Golf in Sweden is neither public nor private. You may pay modest annual dues to a local course should you wish to have priority access to tee times and store your clubs, but that is the only barrier to entry. Anyone is welcome to make a tee time. Anyone with a golf ID, that is. To obtain your golf ID, you must register with the Swedish Golf Alliance and pass a series of playing tests. The first may be on a short course, like the one at Ljunghusens. You then graduate to the family tees on a full-length course, then finally to the front tees. Once you have the equivalent of a 36 handicap, you are free to play unaccompanied anywhere. All the while, you are learning pace of play, etiquette and basic rules. Think of it like a driver’s license for golf. It all amounts to a respectful, pleasant, fast-playing crowd with a high golf IQ. This is perhaps best reflected on the first tee at Ljunghusens after 4 p.m., when there are no tee times. Instead, there is a green metal spiral into which anyone can drop their golf ball. Once your ball has made it to the bottom, your group is up.

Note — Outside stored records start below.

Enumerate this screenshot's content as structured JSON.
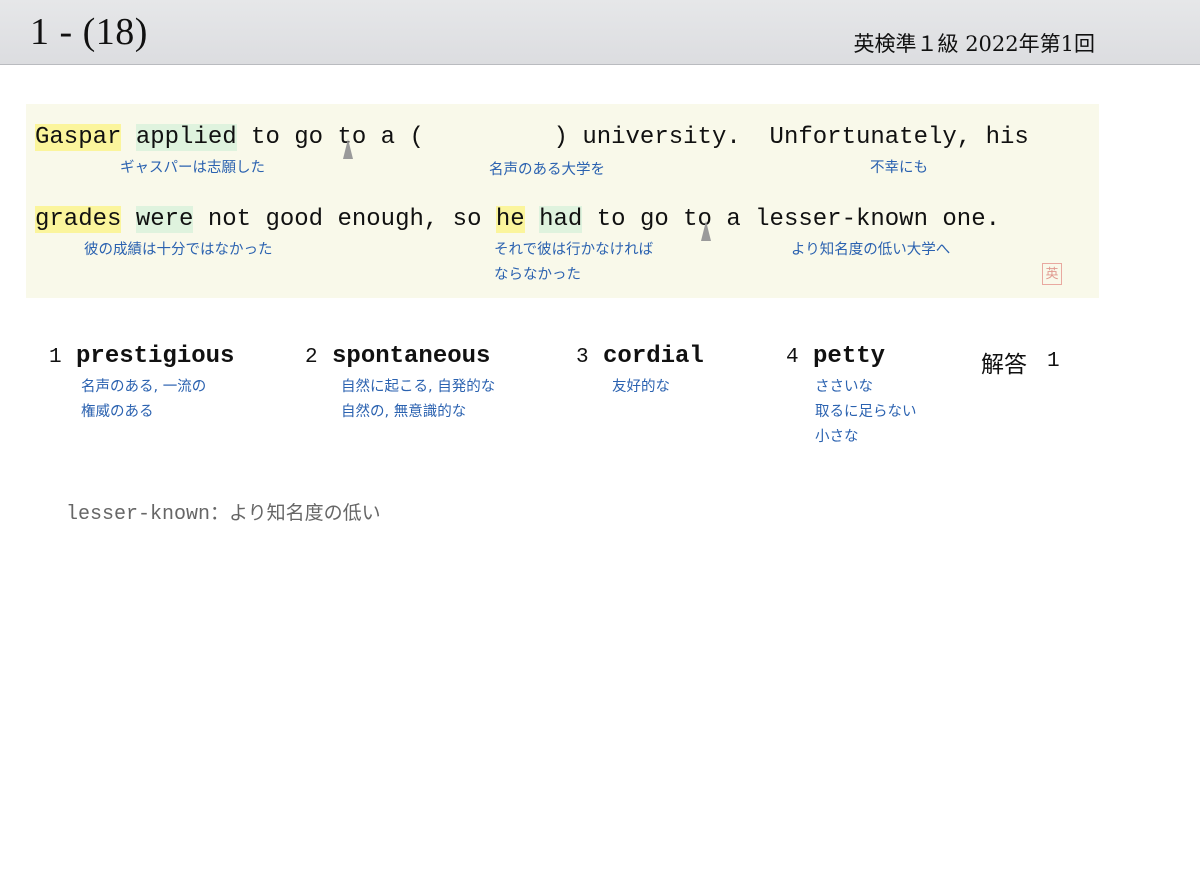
{
  "header": {
    "question_number": "1 - (18)",
    "exam_info": "英検準１級  2022年第1回"
  },
  "sentence": {
    "line1": {
      "gaspar": "Gaspar",
      "sp1": " ",
      "applied": "applied",
      "rest1": " to go to a (",
      "blank": "         ",
      "rest2": ") university.  Unfortunately, his"
    },
    "line2": {
      "grades": "grades",
      "sp1": " ",
      "were": "were",
      "rest1": " not good enough, so ",
      "he": "he",
      "sp2": " ",
      "had": "had",
      "rest2": " to go to a lesser-known one."
    },
    "glosses": {
      "g1": "ギャスパーは志願した",
      "g2": "名声のある大学を",
      "g3": "不幸にも",
      "g4": "彼の成績は十分ではなかった",
      "g5a": "それで彼は行かなければ",
      "g5b": "ならなかった",
      "g6": "より知名度の低い大学へ"
    },
    "stamp": "英"
  },
  "choices": [
    {
      "num": "1",
      "word": "prestigious",
      "meaning_lines": [
        "名声のある, 一流の",
        "権威のある"
      ]
    },
    {
      "num": "2",
      "word": "spontaneous",
      "meaning_lines": [
        "自然に起こる, 自発的な",
        "自然の, 無意識的な"
      ]
    },
    {
      "num": "3",
      "word": "cordial",
      "meaning_lines": [
        "友好的な"
      ]
    },
    {
      "num": "4",
      "word": "petty",
      "meaning_lines": [
        "ささいな",
        "取るに足らない",
        "小さな"
      ]
    }
  ],
  "answer": {
    "label": "解答",
    "value": "1"
  },
  "vocab": {
    "term": "lesser-known",
    "sep": "：",
    "definition": "より知名度の低い"
  }
}
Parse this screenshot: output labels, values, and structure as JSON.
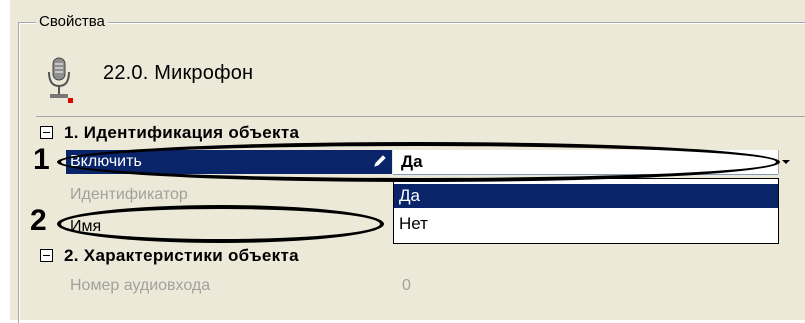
{
  "panel": {
    "group_title": "Свойства",
    "object_name": "22.0. Микрофон",
    "object_icon": "microphone-icon",
    "status_color": "#e00000"
  },
  "grid": {
    "sections": [
      {
        "label": "1. Идентификация объекта",
        "rows": [
          {
            "name": "Включить",
            "value": "Да",
            "state": "editing"
          },
          {
            "name": "Идентификатор",
            "value": "",
            "state": "disabled"
          },
          {
            "name": "Имя",
            "value": "",
            "state": "normal"
          }
        ]
      },
      {
        "label": "2. Характеристики объекта",
        "rows": [
          {
            "name": "Номер аудиовхода",
            "value": "0",
            "state": "disabled"
          }
        ]
      }
    ]
  },
  "dropdown": {
    "options": [
      "Да",
      "Нет"
    ],
    "highlighted": "Да"
  },
  "callouts": [
    "1",
    "2"
  ],
  "colors": {
    "panel_bg": "#ece9d8",
    "selection": "#0a246a",
    "disabled_text": "#a2a19c"
  }
}
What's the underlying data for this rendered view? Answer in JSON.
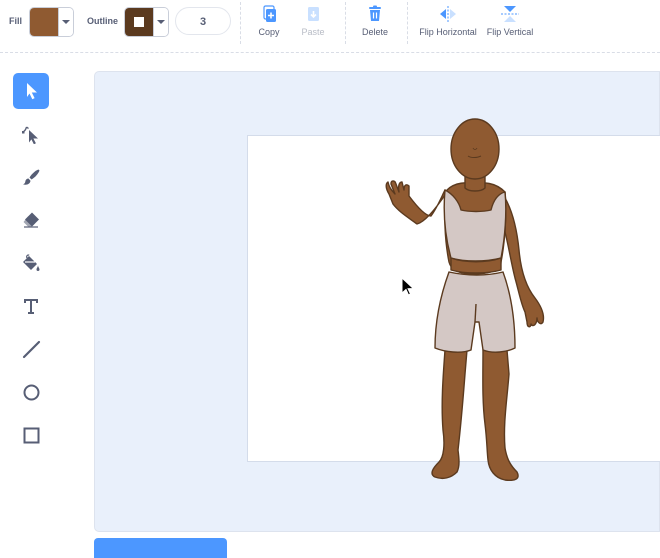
{
  "toolbar": {
    "fill_label": "Fill",
    "fill_color": "#8f5a31",
    "outline_label": "Outline",
    "outline_color": "#5b3a1f",
    "outline_width": "3",
    "copy_label": "Copy",
    "paste_label": "Paste",
    "delete_label": "Delete",
    "flip_horizontal_label": "Flip Horizontal",
    "flip_vertical_label": "Flip Vertical"
  },
  "tools": [
    {
      "name": "select-tool",
      "icon": "arrow-cursor-icon",
      "active": true
    },
    {
      "name": "reshape-tool",
      "icon": "reshape-icon",
      "active": false
    },
    {
      "name": "brush-tool",
      "icon": "brush-icon",
      "active": false
    },
    {
      "name": "eraser-tool",
      "icon": "eraser-icon",
      "active": false
    },
    {
      "name": "fill-tool",
      "icon": "paint-bucket-icon",
      "active": false
    },
    {
      "name": "text-tool",
      "icon": "text-icon",
      "active": false
    },
    {
      "name": "line-tool",
      "icon": "line-icon",
      "active": false
    },
    {
      "name": "circle-tool",
      "icon": "circle-icon",
      "active": false
    },
    {
      "name": "rectangle-tool",
      "icon": "rectangle-icon",
      "active": false
    }
  ],
  "colors": {
    "accent": "#4c97ff",
    "skin": "#8f5a31",
    "outline": "#5b3a1f",
    "clothing": "#d4c8c5",
    "canvas_background": "#e9f0fb"
  }
}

It’s 4:35 and our ball has landed. Isabel, her brother Alex and I step up. (Thankfully, no golf ID is required for prospective double-passport holders.) As I look down the first fairway of a gentle, flat, dogleg-right par 4, I have completely forgotten where I am in the world. There is a revetted-face pot bunker down the right, thick purple heather that the locals call ljung down the left and gorgeous sand pines guarding the green. If you dropped 100 Americans on that tee, I’d bet 99 would guess that they’re in the U.K. and the other one failed high school geography.
I was transported to the common-land courses of England on the third tee when a group of free-grazing cows came over to say hello. Each hole after that blew my mind; there were features from Kittansett, Kiawah and Bandon. Other holes reminded me of Royal St. George’s and Sunningdale. But none of those courses have the Baltic Sea and Denmark staring back at them, and none of them have meatballs, lingonberry, pickled cucumbers and an ice-cold Staropramen waiting back at the clubhouse.

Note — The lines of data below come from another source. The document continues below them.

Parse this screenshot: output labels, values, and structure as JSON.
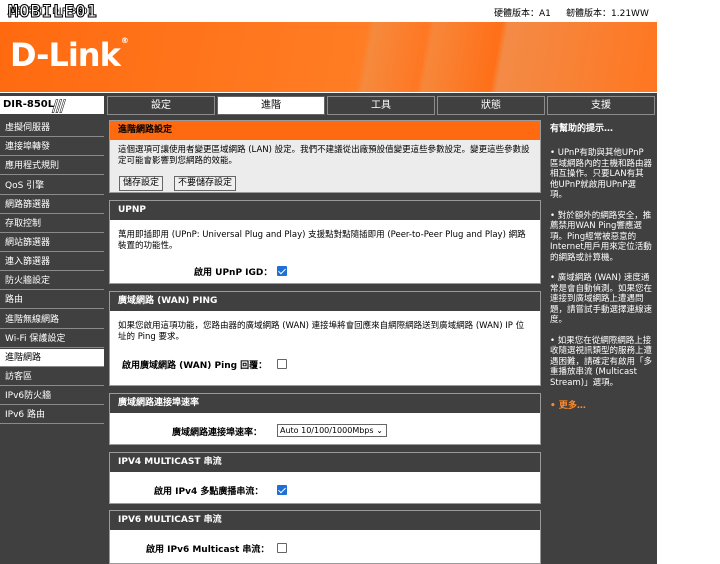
{
  "topbar": {
    "product_page": "產品頁面：DIR-850L",
    "hw_version": "硬體版本：A1",
    "fw_version": "韌體版本：1.21WW",
    "watermark": "MOBILE01"
  },
  "brand": {
    "logo": "D-Link",
    "reg": "®",
    "model": "DIR-850L"
  },
  "tabs": [
    {
      "label": "設定"
    },
    {
      "label": "進階"
    },
    {
      "label": "工具"
    },
    {
      "label": "狀態"
    },
    {
      "label": "支援"
    }
  ],
  "sidebar": {
    "items": [
      {
        "label": "虛擬伺服器"
      },
      {
        "label": "連接埠轉發"
      },
      {
        "label": "應用程式規則"
      },
      {
        "label": "QoS 引擎"
      },
      {
        "label": "網路篩選器"
      },
      {
        "label": "存取控制"
      },
      {
        "label": "網站篩選器"
      },
      {
        "label": "連入篩選器"
      },
      {
        "label": "防火牆設定"
      },
      {
        "label": "路由"
      },
      {
        "label": "進階無線網路"
      },
      {
        "label": "Wi-Fi 保護設定"
      },
      {
        "label": "進階網路"
      },
      {
        "label": "訪客區"
      },
      {
        "label": "IPv6防火牆"
      },
      {
        "label": "IPv6 路由"
      }
    ]
  },
  "intro": {
    "title": "進階網路設定",
    "text": "這個選項可讓使用者變更區域網路 (LAN) 設定。我們不建議從出廠預設值變更這些參數設定。變更這些參數設定可能會影響到您網路的效能。",
    "save_label": "儲存設定",
    "nosave_label": "不要儲存設定"
  },
  "upnp": {
    "header": "UPNP",
    "text": "萬用即插即用 (UPnP: Universal Plug and Play) 支援點對點隨插即用 (Peer-to-Peer Plug and Play) 網路裝置的功能性。",
    "enable_label": "啟用 UPnP IGD：",
    "enabled": true
  },
  "wan_ping": {
    "header": "廣域網路 (WAN) PING",
    "text": "如果您啟用這項功能，您路由器的廣域網路 (WAN) 連接埠將會回應來自網際網路送到廣域網路 (WAN) IP 位址的 Ping 要求。",
    "enable_label": "啟用廣域網路 (WAN) Ping 回覆：",
    "enabled": false
  },
  "wan_speed": {
    "header": "廣域網路連接埠速率",
    "label": "廣域網路連接埠速率：",
    "value": "Auto 10/100/1000Mbps"
  },
  "ipv4_mc": {
    "header": "IPV4 MULTICAST 串流",
    "label": "啟用 IPv4 多點廣播串流：",
    "enabled": true
  },
  "ipv6_mc": {
    "header": "IPV6 MULTICAST 串流",
    "label": "啟用 IPv6 Multicast 串流：",
    "enabled": false
  },
  "help": {
    "title": "有幫助的提示…",
    "tips": [
      "UPnP有助與其他UPnP區域網路內的主機和路由器相互操作。只要LAN有其他UPnP就啟用UPnP選項。",
      "對於額外的網路安全，推薦禁用WAN Ping響應選項。Ping經常被惡意的Internet用戶用來定位活動的網路或計算機。",
      "廣域網路 (WAN) 速度通常是會自動偵測。如果您在連接到廣域網路上遭遇問題，請嘗試手動選擇連線速度。",
      "如果您在從網際網路上接收隨選視訊類型的服務上遭遇困難，請確定有啟用「多重播放串流 (Multicast Stream)」選項。"
    ],
    "more": "更多…"
  }
}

To this day, I’ve known my wife to break only two promises. And I’m so happy she did. As any married person will tell you, you don’t just wed a partner; you marry their history, their culture, their entire way of being. For me, that includes a language I don’t understand, a frightening but tenderhearted Viking father-in-law and post-meatball abdominal pain, because they are the greatest thing I’ve ever tasted. I’m still not sure about pickled herring, but you can bet your last buffalo wing that I’m getting a golf ID.

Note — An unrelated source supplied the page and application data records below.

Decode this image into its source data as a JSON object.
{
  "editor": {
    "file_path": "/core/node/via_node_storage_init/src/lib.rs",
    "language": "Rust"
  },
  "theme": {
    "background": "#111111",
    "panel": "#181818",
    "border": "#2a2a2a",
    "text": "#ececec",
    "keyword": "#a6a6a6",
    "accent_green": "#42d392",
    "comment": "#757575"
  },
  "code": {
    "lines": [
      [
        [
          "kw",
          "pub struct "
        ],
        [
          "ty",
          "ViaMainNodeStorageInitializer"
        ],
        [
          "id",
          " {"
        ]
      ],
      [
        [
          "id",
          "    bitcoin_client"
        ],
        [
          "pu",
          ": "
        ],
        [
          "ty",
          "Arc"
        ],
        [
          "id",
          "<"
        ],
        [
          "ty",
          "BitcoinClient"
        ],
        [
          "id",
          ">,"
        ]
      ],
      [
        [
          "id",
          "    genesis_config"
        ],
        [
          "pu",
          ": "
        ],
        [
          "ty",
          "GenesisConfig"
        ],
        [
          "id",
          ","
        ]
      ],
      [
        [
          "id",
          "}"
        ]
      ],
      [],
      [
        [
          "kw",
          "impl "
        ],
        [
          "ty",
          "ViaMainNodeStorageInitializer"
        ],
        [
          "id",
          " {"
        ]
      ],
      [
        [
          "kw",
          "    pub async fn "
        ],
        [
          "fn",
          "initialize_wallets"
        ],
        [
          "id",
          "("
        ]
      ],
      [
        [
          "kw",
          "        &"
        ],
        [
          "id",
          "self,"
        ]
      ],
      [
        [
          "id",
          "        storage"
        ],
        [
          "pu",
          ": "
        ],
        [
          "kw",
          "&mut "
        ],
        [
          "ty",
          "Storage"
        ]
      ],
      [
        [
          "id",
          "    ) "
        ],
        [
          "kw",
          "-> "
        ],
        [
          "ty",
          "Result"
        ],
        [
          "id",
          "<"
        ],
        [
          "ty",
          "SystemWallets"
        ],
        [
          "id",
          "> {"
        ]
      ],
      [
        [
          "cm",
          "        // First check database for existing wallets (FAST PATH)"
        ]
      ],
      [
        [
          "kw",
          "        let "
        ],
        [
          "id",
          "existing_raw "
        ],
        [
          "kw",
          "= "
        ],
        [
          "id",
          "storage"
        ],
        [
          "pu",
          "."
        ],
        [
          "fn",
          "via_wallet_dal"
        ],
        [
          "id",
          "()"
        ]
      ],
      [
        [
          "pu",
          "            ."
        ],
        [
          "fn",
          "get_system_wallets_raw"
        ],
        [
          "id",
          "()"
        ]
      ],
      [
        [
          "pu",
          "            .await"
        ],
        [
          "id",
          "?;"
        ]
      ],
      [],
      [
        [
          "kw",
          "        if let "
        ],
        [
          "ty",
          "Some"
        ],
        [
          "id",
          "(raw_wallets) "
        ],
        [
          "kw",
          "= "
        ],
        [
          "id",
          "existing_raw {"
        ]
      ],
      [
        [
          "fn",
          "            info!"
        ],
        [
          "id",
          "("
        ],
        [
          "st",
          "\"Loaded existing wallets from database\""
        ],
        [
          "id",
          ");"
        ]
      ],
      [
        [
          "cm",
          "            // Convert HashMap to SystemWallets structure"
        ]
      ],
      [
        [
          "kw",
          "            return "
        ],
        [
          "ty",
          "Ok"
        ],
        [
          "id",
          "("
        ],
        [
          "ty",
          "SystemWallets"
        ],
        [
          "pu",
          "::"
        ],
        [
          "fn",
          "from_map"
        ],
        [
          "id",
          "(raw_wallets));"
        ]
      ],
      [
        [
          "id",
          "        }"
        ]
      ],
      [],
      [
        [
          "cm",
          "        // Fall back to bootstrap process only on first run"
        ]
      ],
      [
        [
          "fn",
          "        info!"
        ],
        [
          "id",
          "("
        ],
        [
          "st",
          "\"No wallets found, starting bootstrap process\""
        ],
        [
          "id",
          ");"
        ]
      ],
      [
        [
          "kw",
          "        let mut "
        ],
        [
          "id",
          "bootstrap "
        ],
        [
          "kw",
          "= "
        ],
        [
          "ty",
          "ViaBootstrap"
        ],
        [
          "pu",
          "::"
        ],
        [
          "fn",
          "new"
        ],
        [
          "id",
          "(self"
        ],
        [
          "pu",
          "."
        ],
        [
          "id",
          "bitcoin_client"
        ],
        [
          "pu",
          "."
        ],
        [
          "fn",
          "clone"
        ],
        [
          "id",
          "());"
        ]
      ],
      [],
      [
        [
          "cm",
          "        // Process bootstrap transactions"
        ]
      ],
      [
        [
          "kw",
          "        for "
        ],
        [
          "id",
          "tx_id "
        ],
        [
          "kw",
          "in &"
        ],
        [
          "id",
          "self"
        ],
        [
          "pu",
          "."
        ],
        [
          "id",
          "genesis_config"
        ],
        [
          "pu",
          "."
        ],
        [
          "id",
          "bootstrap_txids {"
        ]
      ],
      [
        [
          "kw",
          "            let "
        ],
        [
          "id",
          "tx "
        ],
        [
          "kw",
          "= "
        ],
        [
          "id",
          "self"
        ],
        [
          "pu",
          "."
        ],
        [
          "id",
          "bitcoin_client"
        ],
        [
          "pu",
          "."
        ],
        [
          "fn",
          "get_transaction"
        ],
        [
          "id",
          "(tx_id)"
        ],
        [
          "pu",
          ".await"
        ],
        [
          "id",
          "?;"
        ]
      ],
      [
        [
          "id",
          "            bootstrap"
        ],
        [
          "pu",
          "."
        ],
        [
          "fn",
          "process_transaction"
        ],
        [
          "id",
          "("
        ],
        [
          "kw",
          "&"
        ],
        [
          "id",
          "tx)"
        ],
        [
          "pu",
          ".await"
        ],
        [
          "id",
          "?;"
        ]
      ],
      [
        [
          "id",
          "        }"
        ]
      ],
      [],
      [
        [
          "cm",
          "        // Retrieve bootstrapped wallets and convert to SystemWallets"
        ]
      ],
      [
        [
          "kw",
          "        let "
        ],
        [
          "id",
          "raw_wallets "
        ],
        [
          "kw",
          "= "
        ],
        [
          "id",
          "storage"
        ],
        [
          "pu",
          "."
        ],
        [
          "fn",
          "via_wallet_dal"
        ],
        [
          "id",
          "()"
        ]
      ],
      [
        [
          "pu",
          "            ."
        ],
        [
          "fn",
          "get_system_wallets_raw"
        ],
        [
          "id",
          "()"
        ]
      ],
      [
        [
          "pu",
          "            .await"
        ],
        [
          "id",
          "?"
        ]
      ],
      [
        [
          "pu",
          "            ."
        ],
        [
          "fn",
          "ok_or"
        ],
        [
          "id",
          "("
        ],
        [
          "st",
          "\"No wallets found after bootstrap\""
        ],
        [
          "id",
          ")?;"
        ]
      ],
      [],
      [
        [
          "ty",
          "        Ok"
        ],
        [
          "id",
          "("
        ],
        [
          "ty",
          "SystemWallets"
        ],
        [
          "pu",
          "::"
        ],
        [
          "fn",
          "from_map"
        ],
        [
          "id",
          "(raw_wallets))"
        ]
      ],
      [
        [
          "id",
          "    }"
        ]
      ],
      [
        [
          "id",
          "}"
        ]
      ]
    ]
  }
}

The local rumor of ancient membership ties between Falsterbo and Royal County Down is unsubstantiated, but the U.K. influence here is undoubtable. Revetted-face bunkers are numerous in this part of the world and just as penal as their British and Irish brethren.
The scenery along Nos. 19 through 27 at Ljunghusens could be the envy of almost any other course on the planet. But while many of those jaw-dropping clubs stay private, Ljunghusens offers tee options for all manner of players that continue to make golf a Swedish family tradition.